### DIRECTIONS
Make an exact copy of the entries that come next.

☆ ☆ ☆ ☆

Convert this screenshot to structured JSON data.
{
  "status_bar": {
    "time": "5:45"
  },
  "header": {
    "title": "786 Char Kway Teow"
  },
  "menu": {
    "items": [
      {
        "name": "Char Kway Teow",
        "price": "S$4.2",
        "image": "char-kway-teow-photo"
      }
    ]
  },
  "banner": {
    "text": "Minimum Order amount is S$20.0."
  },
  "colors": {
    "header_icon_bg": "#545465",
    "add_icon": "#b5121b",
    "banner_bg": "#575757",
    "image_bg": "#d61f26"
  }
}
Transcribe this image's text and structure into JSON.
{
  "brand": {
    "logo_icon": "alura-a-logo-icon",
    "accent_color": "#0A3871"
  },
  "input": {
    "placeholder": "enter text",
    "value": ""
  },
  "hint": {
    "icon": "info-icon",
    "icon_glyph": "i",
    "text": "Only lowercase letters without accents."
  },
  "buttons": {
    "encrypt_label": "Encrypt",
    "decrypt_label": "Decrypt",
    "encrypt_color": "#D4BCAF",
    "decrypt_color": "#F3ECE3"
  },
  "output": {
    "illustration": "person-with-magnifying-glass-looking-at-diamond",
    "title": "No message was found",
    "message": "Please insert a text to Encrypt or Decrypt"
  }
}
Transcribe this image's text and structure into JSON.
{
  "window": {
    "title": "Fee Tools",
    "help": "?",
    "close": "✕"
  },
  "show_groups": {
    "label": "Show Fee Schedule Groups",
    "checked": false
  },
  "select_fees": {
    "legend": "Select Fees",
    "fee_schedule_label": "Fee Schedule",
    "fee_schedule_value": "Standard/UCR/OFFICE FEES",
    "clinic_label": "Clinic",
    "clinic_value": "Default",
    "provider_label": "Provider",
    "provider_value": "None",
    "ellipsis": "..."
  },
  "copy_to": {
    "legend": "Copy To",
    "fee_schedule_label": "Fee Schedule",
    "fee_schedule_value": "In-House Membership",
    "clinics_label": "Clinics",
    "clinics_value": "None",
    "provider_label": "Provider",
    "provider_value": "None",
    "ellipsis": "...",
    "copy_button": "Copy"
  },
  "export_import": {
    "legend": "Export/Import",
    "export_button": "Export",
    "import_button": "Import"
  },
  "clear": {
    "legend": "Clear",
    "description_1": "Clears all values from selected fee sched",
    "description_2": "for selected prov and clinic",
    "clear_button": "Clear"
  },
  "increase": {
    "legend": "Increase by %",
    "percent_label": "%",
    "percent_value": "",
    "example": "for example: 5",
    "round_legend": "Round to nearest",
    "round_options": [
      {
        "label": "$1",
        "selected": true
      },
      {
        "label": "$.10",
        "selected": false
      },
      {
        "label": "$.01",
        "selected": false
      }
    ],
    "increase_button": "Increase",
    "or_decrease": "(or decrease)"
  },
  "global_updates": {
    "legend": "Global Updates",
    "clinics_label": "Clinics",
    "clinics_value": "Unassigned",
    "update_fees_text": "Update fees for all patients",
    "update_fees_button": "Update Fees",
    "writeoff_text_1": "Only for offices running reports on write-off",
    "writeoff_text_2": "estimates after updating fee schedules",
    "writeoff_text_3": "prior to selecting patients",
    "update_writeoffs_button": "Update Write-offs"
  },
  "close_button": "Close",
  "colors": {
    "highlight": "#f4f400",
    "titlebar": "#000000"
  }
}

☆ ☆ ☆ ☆

### THE COMPLETED TASK
Convert this screenshot to structured JSON data.
{
  "status_bar": {
    "time": "5:45"
  },
  "header": {
    "title": "786 Char Kway Teow"
  },
  "menu": {
    "items": [
      {
        "name": "Char Kway Teow",
        "price": "S$4.2",
        "image": "char-kway-teow-photo"
      }
    ]
  },
  "banner": {
    "text": "Minimum Order amount is S$20.0."
  },
  "colors": {
    "header_icon_bg": "#545465",
    "add_icon": "#b5121b",
    "banner_bg": "#575757",
    "image_bg": "#d61f26"
  }
}
Transcribe this image's text and structure into JSON.
{
  "brand": {
    "logo_icon": "alura-a-logo-icon",
    "accent_color": "#0A3871"
  },
  "input": {
    "placeholder": "enter text",
    "value": ""
  },
  "hint": {
    "icon": "info-icon",
    "icon_glyph": "i",
    "text": "Only lowercase letters without accents."
  },
  "buttons": {
    "encrypt_label": "Encrypt",
    "decrypt_label": "Decrypt",
    "encrypt_color": "#D4BCAF",
    "decrypt_color": "#F3ECE3"
  },
  "output": {
    "illustration": "person-with-magnifying-glass-looking-at-diamond",
    "title": "No message was found",
    "message": "Please insert a text to Encrypt or Decrypt"
  }
}
Transcribe this image's text and structure into JSON.
{
  "window": {
    "title": "Fee Tools",
    "help": "?",
    "close": "✕"
  },
  "show_groups": {
    "label": "Show Fee Schedule Groups",
    "checked": false
  },
  "select_fees": {
    "legend": "Select Fees",
    "fee_schedule_label": "Fee Schedule",
    "fee_schedule_value": "Standard/UCR/OFFICE FEES",
    "clinic_label": "Clinic",
    "clinic_value": "Default",
    "provider_label": "Provider",
    "provider_value": "None",
    "ellipsis": "..."
  },
  "copy_to": {
    "legend": "Copy To",
    "fee_schedule_label": "Fee Schedule",
    "fee_schedule_value": "In-House Membership",
    "clinics_label": "Clinics",
    "clinics_value": "None",
    "provider_label": "Provider",
    "provider_value": "None",
    "ellipsis": "...",
    "copy_button": "Copy"
  },
  "export_import": {
    "legend": "Export/Import",
    "export_button": "Export",
    "import_button": "Import"
  },
  "clear": {
    "legend": "Clear",
    "description_1": "Clears all values from selected fee sched",
    "description_2": "for selected prov and clinic",
    "clear_button": "Clear"
  },
  "increase": {
    "legend": "Increase by %",
    "percent_label": "%",
    "percent_value": "",
    "example": "for example: 5",
    "round_legend": "Round to nearest",
    "round_options": [
      {
        "label": "$1",
        "selected": true
      },
      {
        "label": "$.10",
        "selected": false
      },
      {
        "label": "$.01",
        "selected": false
      }
    ],
    "increase_button": "Increase",
    "or_decrease": "(or decrease)"
  },
  "global_updates": {
    "legend": "Global Updates",
    "clinics_label": "Clinics",
    "clinics_value": "Unassigned",
    "update_fees_text": "Update fees for all patients",
    "update_fees_button": "Update Fees",
    "writeoff_text_1": "Only for offices running reports on write-off",
    "writeoff_text_2": "estimates after updating fee schedules",
    "writeoff_text_3": "prior to selecting patients",
    "update_writeoffs_button": "Update Write-offs"
  },
  "close_button": "Close",
  "colors": {
    "highlight": "#f4f400",
    "titlebar": "#000000"
  }
}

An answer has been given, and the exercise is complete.